= Material provided =

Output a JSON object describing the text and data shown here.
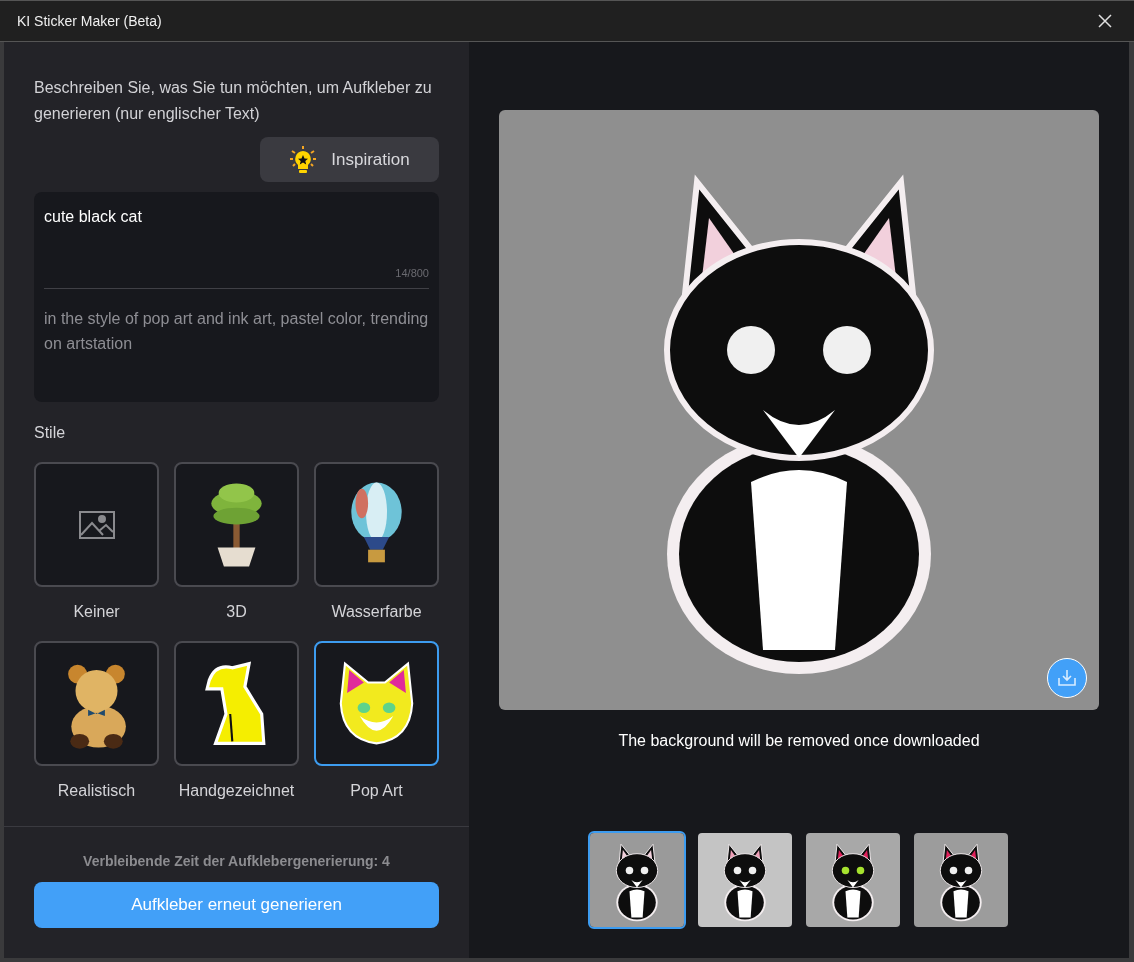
{
  "window": {
    "title": "KI Sticker Maker (Beta)"
  },
  "prompt": {
    "instruction": "Beschreiben Sie, was Sie tun möchten, um Aufkleber zu generieren (nur englischer Text)",
    "inspiration_button": "Inspiration",
    "value": "cute black cat",
    "counter": "14/800",
    "style_suffix": "in the style of pop art and ink art, pastel color, trending on artstation"
  },
  "styles_label": "Stile",
  "styles": [
    {
      "label": "Keiner",
      "kind": "none",
      "selected": false
    },
    {
      "label": "3D",
      "kind": "picture",
      "selected": false
    },
    {
      "label": "Wasserfarbe",
      "kind": "picture",
      "selected": false
    },
    {
      "label": "Realistisch",
      "kind": "picture",
      "selected": false
    },
    {
      "label": "Handgezeichnet",
      "kind": "picture",
      "selected": false
    },
    {
      "label": "Pop Art",
      "kind": "picture",
      "selected": true
    }
  ],
  "remaining": "Verbleibende Zeit der Aufklebergenerierung: 4",
  "generate_button": "Aufkleber erneut generieren",
  "preview": {
    "caption": "The background will be removed once downloaded"
  },
  "thumbnails": [
    {
      "kind": "picture",
      "selected": true
    },
    {
      "kind": "picture",
      "selected": false
    },
    {
      "kind": "picture",
      "selected": false
    },
    {
      "kind": "picture",
      "selected": false
    }
  ]
}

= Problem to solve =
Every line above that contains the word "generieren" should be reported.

= Exercise response =
    "instruction": "Beschreiben Sie, was Sie tun möchten, um Aufkleber zu generieren (nur englischer Text)",
  "generate_button": "Aufkleber erneut generieren",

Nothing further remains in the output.